The girls turn out to be three more women in their 70s. They are well known in folklore circles, have sung all over Ukraine and Poland, and are featured on this DVD. We gather in Nadja’s kitchen and spend the next six hours absorbing their voices and personalities as they sing, gossip and bicker over forgotten song texts in their curious local dialect*. To make sure the vocal chords don’t dry out, we finish off a bottle of vodka in the process. The next day we gather for another six hours in a different kitchen and eat our way through an enormous heap of traditional food, which Lesya keeps bringing out from the bottomless void of her huge wood-burning oven. Over these two days, my stomach almost burst from overeating.
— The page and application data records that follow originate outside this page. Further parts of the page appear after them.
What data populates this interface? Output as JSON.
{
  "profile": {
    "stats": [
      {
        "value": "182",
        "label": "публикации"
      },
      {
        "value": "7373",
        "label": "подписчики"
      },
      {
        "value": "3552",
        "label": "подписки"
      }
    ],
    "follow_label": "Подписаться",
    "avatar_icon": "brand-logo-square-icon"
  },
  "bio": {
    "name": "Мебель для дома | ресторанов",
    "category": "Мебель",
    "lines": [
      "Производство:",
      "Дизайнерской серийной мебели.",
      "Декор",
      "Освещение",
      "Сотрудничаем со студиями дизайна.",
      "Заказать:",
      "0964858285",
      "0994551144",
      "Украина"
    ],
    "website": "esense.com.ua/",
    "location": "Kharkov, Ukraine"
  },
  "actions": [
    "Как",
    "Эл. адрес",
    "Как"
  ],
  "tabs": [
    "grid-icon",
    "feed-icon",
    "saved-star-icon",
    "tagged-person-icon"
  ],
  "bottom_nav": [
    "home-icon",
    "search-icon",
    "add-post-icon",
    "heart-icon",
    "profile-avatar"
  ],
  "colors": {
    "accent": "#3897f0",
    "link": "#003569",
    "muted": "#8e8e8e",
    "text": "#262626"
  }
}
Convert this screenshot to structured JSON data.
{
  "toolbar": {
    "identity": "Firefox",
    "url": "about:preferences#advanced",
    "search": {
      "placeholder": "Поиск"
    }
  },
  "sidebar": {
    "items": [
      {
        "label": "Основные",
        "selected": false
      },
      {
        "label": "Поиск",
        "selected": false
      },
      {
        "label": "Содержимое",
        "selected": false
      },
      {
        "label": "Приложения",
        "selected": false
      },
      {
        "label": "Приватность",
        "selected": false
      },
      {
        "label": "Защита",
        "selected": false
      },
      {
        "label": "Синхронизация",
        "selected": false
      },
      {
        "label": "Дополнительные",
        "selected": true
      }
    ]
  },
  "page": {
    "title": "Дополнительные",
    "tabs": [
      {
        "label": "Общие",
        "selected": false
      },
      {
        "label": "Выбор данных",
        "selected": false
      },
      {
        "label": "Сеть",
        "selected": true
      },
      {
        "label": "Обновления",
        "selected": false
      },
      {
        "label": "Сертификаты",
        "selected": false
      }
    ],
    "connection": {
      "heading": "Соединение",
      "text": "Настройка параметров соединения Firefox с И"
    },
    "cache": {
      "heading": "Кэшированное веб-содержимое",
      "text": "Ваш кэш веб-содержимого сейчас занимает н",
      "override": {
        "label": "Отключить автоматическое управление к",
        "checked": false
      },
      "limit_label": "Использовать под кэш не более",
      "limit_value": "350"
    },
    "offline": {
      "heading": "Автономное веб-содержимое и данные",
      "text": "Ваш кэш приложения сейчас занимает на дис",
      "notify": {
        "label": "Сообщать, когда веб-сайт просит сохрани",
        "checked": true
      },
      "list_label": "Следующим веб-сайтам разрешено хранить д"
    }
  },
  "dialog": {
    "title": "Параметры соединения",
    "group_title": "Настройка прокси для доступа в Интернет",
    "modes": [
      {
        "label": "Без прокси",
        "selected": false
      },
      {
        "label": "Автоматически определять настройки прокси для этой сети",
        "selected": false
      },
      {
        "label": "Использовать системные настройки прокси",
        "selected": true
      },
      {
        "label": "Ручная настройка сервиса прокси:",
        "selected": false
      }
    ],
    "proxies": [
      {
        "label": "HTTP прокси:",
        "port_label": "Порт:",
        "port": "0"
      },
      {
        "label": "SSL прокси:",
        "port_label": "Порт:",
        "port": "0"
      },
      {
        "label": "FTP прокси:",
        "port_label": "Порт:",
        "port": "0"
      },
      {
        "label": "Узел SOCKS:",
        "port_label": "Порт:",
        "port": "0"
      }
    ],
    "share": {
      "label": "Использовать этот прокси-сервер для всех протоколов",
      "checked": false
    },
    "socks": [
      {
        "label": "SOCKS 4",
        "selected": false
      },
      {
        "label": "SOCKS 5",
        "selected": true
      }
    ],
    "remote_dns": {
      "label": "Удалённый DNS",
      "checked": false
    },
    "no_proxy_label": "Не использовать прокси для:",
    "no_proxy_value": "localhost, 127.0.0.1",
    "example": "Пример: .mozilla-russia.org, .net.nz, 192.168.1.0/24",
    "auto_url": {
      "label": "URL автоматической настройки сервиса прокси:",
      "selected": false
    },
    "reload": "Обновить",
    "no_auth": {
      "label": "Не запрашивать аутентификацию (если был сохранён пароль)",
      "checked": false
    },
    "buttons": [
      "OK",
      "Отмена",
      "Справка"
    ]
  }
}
Perebrody – O, shcho heto za verba (“О що гето за верба”)

Nastja quickly interrupts her singing with “Don’t pour so much!” to which Nadja replies, “Well…just a little…so it doesn’t dry out.”

Perebrody – Oj ty holube (“Ой ти голубе”)

This song caused the most controversy. The first performance erupted into a heated debate over the text. How could the dove be first shot to death and then engaged? But why would a bird be engaged in the first place?? The girls eventually agreed on something and managed to sing the song all the way through before dispersing for the day.

“Oj, when we were young, we would be coming home from the club and there would be a group singing here, and another there, and a third a little further away. We sang all the time. Our daughters don’t sing. No one sings anymore.”

“Polesia is a modern-day matriarchy,” Oleksij tells me later. These women truly are remarkable. They lived through war, collectivization, the breakup of the Soviet Union and a million family traumas. Now in their 70s they live alone, digging their own potatoes, feeding a host of pigs, chickens and geese, and gathering berries and mushrooms in the marshes. And they still sing. They are the last generation that sings.

* Their dialect uses many Polish and Belarusian words and has an interesting, almost Russian pronunciation. “В гетом году було вельме багато слів.”

Two concerts

I’ve got two concerts coming up in the next couple of weeks. If you happen to be in Halifax tomorrow, November 8th, come out to Musikon’s “Spider’s Logic” happening at Saint Mary’s Gallery, where Jeff Reilly will perform Evelyn’s Watcher for bass clarinet, video and interactive electronics. This will be the very first time that one of my pieces will be performed by a second performer, one who did not premiere it. November 17th will see another such performance by a second performer with Ian Woodman’s rendition of The Child, bringer of light at the Edmonton New Music Festival in Edmonton. Alas, I can’t attend either concert myself, but I’m super excited to hear recordings and to experience what these new players do with these older pieces.